Helping Parents after the Birth of
a Baby with a Malformation
John H. Kennell, M.D.
Marshall H. Klaus, M.D.
... it is well you should know that it is entirely natural that a mother should want to get to know her baby right away after birth. This is not only because she longs to know him (or her), it is also —and it is this which makes it an urgent matter —because she has had all sorts of ideas of giving birth to something awful, something certainly not so perfect as a baby. It is as if human beings find it very difficult to believe that they are good enough to create within themselves something that is quite good. I doubt whether any mother really and fully believes in her child at the beginning. Father comes into this too, for he suffers just as much as mother does from the doubt that he may not be able to create a healthy normal child. Getting to know your baby is therefore in the first place an urgent matter, because of the relief the good news brings to both parents. (p. 24)
But what if the news is not good? The birth of a newborn blighted with a malformation is
a crushing blow to the parents and to everyone else who has shared in the event. The baby is the culmination of the parents' best efforts and embodies their hopes for the future. To help parents develop ties to their malformed infant is difficult: parental reactions are turbulent, the child's birth often precipitates a major family crisis, and the usual pathways for the development of close parent-infant bonds are disrupted.
Bettelheim (1972) probably best describes the goal of efforts to help the parents of a malformed infant. "Children can learn to live with a disability. But they cannot live well without the conviction that their parents find them utterably loveable.... If the parents, knowing about the child's] defect, love him now, he can believe that others will love him in the future. With this conviction, he can live well today and have faith about the years to come" (pp. 34-35).
During the course of a normal pregnancy, the mother and father develop a mental picture of their baby. Although the degree of concreteness varies, each has an idea about the sex, complexion, coloring, and so forth. One of the early tasks of parenting is to resolve the discrepancy between this idealized image of the infant and the appearance of the real infant (Solnit and Stark, 1961). The dreamed-about baby is a composite of im____________________
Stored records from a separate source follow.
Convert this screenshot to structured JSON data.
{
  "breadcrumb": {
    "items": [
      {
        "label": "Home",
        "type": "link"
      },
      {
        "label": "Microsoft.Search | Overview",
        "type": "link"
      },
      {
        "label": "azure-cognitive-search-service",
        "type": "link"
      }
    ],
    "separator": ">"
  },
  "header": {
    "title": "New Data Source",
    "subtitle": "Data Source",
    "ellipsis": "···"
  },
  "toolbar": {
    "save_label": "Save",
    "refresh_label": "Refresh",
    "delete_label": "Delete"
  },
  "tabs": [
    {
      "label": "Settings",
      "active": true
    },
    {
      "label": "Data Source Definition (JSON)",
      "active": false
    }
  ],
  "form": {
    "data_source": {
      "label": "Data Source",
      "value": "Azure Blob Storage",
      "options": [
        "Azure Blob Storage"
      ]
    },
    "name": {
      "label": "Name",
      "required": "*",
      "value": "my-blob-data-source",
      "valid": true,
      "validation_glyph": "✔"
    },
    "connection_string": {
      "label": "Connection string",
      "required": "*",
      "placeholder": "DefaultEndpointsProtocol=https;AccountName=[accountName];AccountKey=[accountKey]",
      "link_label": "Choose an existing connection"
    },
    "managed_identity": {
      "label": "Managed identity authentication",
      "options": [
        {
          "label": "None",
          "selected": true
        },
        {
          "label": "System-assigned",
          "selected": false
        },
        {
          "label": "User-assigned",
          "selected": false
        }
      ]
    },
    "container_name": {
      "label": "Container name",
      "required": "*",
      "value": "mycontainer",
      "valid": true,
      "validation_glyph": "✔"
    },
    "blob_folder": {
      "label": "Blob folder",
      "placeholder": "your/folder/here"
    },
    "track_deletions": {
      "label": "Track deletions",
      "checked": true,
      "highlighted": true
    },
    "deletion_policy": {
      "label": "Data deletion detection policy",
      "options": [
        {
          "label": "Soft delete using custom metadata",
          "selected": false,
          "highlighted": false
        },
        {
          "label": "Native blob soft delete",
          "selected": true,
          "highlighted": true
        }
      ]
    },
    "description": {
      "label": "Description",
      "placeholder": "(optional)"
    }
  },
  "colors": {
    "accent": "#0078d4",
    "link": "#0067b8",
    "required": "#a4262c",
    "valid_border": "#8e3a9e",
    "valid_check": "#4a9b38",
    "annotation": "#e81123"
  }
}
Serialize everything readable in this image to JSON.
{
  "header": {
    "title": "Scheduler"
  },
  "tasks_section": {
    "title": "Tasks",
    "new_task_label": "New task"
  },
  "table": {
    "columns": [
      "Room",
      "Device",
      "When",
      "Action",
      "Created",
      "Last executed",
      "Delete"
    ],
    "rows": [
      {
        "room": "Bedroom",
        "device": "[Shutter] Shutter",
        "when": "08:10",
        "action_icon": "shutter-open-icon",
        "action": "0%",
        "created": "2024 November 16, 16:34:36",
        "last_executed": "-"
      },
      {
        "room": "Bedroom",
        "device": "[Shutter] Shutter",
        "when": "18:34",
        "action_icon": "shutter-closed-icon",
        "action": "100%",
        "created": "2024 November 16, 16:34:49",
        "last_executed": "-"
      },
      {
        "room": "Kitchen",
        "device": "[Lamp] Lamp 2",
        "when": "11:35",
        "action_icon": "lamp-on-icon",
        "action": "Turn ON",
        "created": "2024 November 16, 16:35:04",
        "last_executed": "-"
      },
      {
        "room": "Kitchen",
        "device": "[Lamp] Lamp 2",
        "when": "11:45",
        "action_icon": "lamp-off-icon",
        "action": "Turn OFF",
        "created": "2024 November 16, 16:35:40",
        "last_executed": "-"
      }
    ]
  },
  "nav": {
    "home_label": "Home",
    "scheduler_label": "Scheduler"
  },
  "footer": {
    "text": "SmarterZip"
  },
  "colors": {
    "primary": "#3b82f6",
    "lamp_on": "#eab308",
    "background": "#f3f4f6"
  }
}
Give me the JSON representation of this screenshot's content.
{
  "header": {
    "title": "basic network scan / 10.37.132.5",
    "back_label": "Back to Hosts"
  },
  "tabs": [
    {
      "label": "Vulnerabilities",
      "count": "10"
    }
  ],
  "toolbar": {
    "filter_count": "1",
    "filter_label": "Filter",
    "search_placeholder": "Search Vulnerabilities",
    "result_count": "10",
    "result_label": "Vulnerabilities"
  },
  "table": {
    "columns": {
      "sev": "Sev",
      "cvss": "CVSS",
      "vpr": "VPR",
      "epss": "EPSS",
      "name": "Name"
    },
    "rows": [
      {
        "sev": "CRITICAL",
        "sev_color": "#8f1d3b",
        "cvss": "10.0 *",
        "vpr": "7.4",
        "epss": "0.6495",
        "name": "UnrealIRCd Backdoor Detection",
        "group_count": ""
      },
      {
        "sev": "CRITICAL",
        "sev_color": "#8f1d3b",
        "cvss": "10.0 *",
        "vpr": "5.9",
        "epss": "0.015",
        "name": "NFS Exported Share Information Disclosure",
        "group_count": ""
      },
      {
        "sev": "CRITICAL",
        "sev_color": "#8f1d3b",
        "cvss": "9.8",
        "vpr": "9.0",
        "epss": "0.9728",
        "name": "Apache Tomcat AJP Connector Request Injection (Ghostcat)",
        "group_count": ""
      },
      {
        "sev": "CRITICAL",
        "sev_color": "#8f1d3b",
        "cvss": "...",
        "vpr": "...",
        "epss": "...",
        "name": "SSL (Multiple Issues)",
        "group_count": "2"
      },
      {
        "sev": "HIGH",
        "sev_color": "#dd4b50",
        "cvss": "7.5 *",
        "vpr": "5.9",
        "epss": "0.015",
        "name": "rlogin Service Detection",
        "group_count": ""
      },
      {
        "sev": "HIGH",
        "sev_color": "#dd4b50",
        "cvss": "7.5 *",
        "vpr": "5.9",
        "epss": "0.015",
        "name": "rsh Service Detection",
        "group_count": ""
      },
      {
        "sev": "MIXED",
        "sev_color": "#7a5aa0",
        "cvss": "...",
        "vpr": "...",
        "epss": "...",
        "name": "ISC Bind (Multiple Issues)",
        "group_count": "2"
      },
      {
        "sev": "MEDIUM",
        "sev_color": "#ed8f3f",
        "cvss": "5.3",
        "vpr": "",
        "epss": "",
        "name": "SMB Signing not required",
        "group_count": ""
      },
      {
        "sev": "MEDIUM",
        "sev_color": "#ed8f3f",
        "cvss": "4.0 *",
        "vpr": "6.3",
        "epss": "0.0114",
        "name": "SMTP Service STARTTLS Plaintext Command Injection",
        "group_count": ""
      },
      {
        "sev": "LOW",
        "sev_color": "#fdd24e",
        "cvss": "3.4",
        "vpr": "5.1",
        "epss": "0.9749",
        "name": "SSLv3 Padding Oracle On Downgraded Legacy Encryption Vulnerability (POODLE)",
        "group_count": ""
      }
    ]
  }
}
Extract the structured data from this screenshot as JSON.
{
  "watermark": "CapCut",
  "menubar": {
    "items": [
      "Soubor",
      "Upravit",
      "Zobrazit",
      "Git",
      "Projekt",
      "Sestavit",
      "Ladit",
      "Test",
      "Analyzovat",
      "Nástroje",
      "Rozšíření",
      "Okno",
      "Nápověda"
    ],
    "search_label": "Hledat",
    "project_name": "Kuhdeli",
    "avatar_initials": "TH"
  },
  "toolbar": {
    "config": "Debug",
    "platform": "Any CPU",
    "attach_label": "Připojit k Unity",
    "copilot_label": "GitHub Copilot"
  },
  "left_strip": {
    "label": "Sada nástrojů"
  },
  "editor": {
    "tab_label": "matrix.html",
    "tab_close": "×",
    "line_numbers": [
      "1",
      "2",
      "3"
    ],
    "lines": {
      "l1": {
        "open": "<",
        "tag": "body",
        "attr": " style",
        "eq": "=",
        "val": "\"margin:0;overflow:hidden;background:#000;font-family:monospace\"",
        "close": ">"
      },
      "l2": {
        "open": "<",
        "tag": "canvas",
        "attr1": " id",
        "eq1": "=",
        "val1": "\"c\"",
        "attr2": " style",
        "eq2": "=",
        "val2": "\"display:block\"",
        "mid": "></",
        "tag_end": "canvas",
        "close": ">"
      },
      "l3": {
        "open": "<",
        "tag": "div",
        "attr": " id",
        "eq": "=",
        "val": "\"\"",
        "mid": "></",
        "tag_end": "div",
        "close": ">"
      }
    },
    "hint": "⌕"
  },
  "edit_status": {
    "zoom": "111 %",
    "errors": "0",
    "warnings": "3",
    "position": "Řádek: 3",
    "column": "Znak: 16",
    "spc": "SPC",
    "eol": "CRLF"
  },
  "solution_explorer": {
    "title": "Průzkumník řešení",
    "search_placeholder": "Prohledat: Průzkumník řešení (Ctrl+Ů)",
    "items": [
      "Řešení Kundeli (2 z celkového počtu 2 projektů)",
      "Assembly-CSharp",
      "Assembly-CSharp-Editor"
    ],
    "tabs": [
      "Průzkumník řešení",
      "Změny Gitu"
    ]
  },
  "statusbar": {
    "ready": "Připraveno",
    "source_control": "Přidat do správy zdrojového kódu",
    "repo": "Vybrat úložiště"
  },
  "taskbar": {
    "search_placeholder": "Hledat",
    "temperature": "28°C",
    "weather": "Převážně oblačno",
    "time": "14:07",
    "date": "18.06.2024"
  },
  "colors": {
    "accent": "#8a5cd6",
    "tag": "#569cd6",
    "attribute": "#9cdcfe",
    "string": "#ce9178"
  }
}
The work for this report was done in close collaboration with Dennis Drotar, Ann Baskiewicz Mostow, Pauline Benjamin, Robin Geller, Nancy Irvin, Steven Robertson, Mary Anne Trause, Carolyn Rudd, and Michele Walsh. Their assistance made our study possible. Particular thanks go to Robin Geller and Michele Walsh for their patient and meticulous organization and analysis of the data, a small portion of which is included in this manuscript.